- Problem requirements: Once you find a line containing the word "Seafood" in the entries below, copy it.

- Dataset excerpts:
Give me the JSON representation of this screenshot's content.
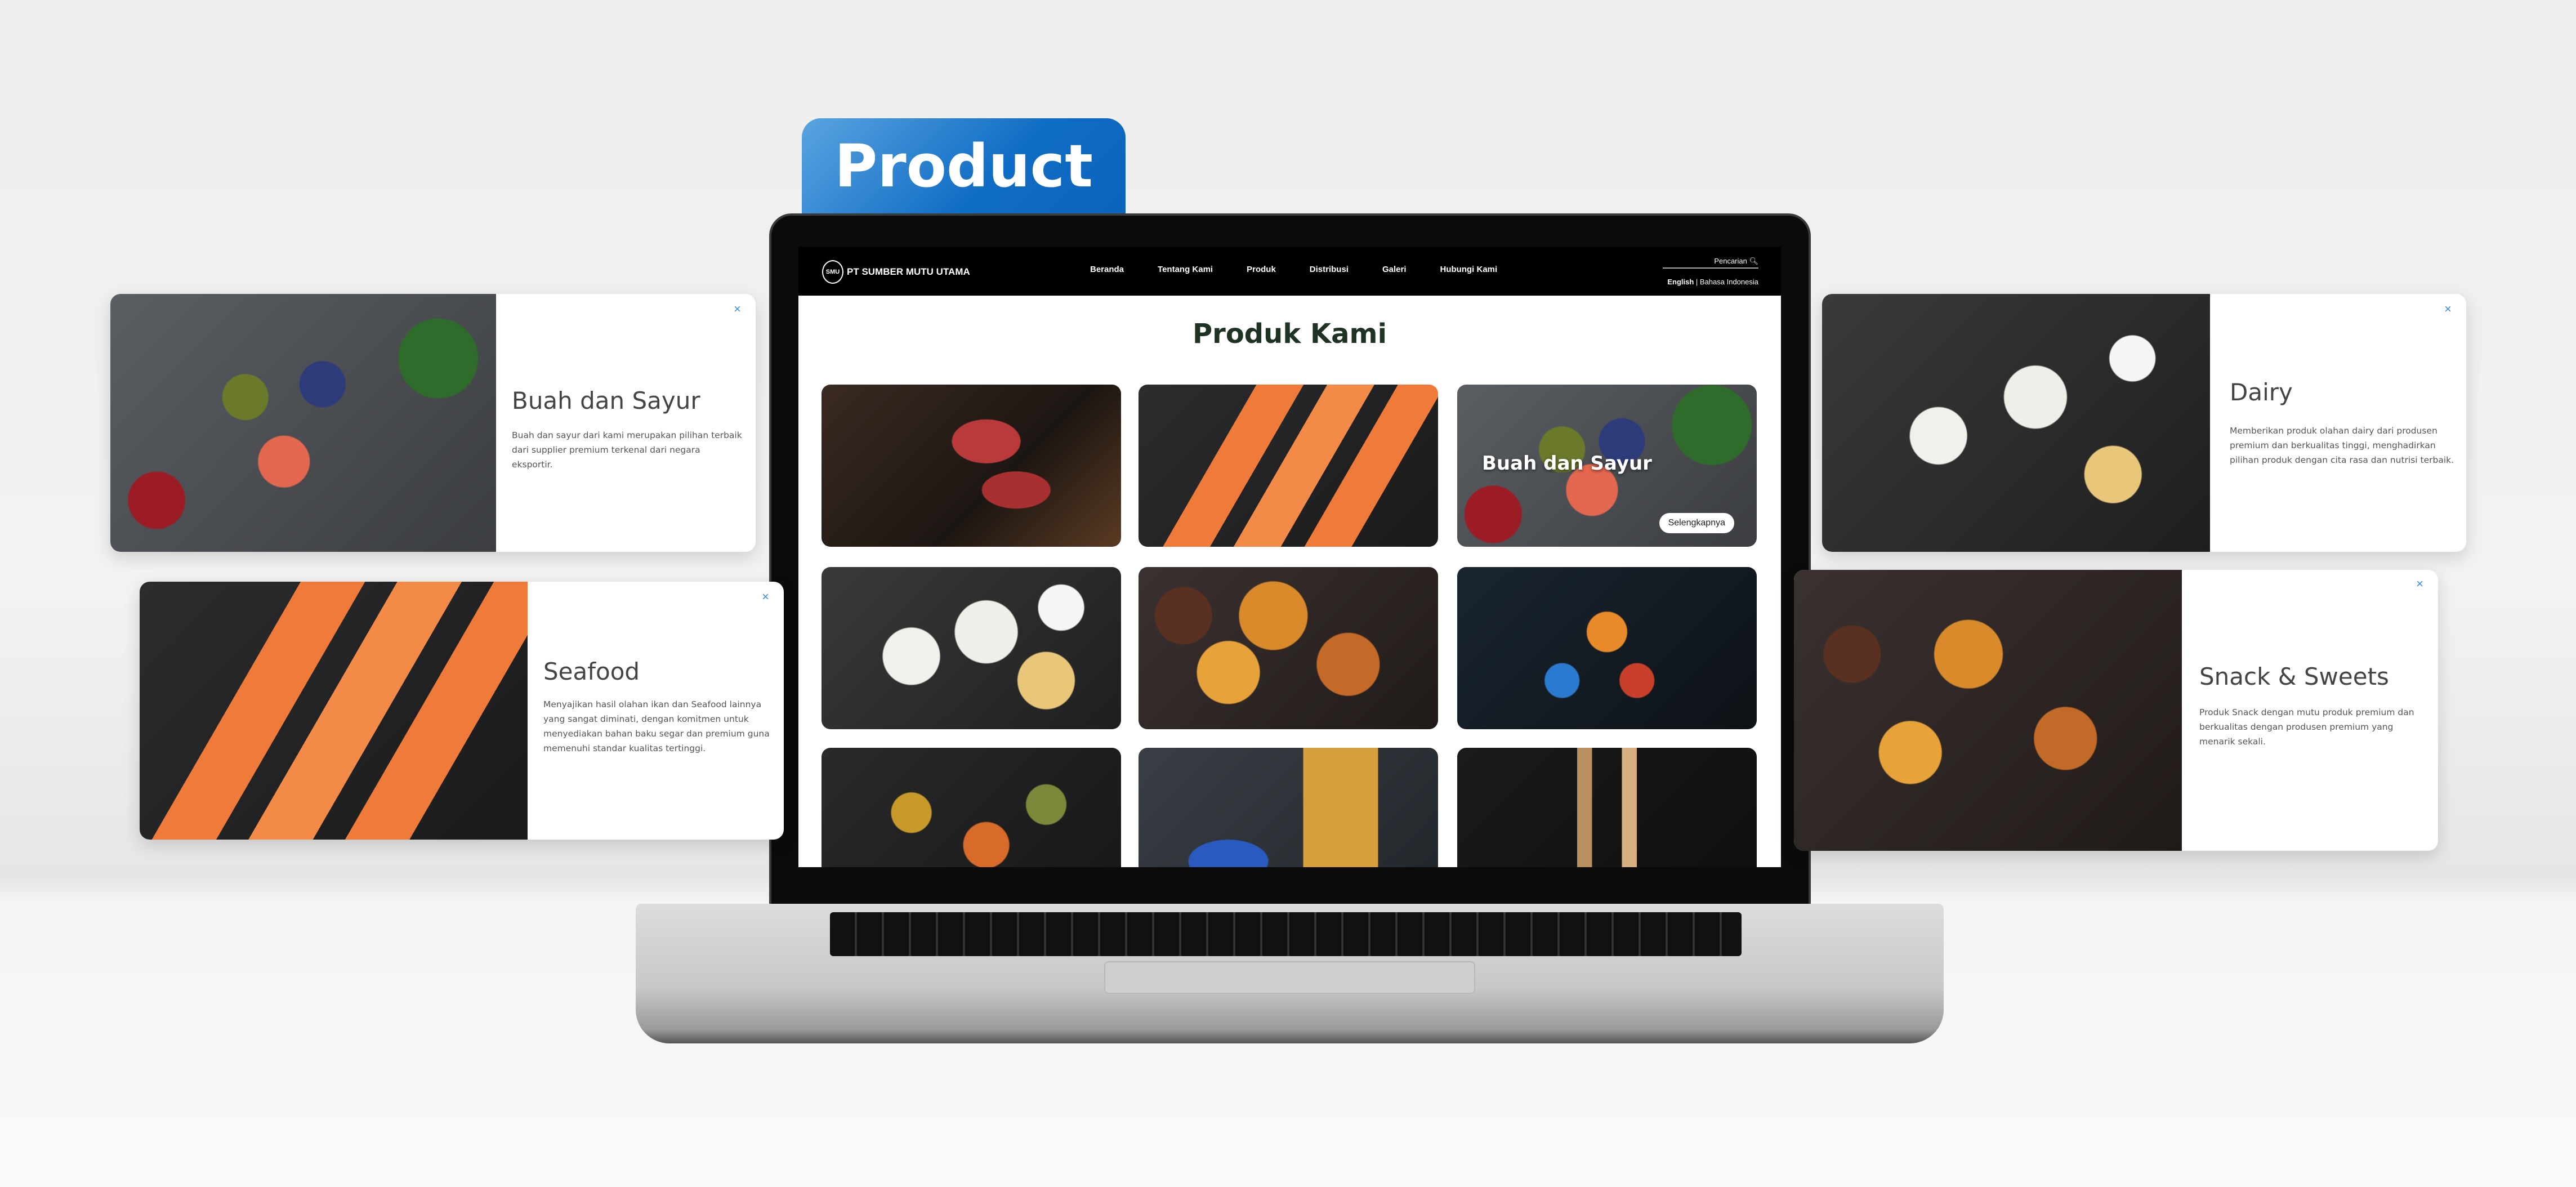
{
  "banner": {
    "label": "Product",
    "color": "#0f6cc4"
  },
  "site": {
    "company": "PT SUMBER MUTU UTAMA",
    "logo_text": "SMU",
    "nav": [
      "Beranda",
      "Tentang Kami",
      "Produk",
      "Distribusi",
      "Galeri",
      "Hubungi Kami"
    ],
    "search_placeholder": "Pencarian",
    "languages": {
      "english": "English",
      "indonesian": "Bahasa Indonesia"
    },
    "page_title": "Produk Kami",
    "tiles": [
      {
        "image": "meat"
      },
      {
        "image": "salmon"
      },
      {
        "image": "fruits-vegetables",
        "label": "Buah dan Sayur",
        "button": "Selengkapnya"
      },
      {
        "image": "dairy"
      },
      {
        "image": "snacks"
      },
      {
        "image": "drinks"
      },
      {
        "image": "spices"
      },
      {
        "image": "umbrella-luggage"
      },
      {
        "image": "cosmetics"
      }
    ]
  },
  "cards": [
    {
      "title": "Buah dan Sayur",
      "description": "Buah dan sayur dari kami merupakan pilihan terbaik dari supplier premium terkenal dari negara eksportir.",
      "close": "×"
    },
    {
      "title": "Seafood",
      "description": "Menyajikan hasil olahan ikan dan Seafood lainnya yang sangat diminati, dengan komitmen untuk menyediakan bahan baku segar dan premium guna memenuhi standar kualitas tertinggi.",
      "close": "×"
    },
    {
      "title": "Dairy",
      "description": "Memberikan produk olahan dairy dari produsen premium dan berkualitas tinggi, menghadirkan pilihan produk dengan cita rasa dan nutrisi terbaik.",
      "close": "×"
    },
    {
      "title": "Snack & Sweets",
      "description": "Produk Snack dengan mutu produk premium dan berkualitas dengan produsen premium yang menarik sekali.",
      "close": "×"
    }
  ]
}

- Task solution:
      "title": "Seafood",
      "description": "Menyajikan hasil olahan ikan dan Seafood lainnya yang sangat diminati, dengan komitmen untuk menyediakan bahan baku segar dan premium guna memenuhi standar kualitas tertinggi.",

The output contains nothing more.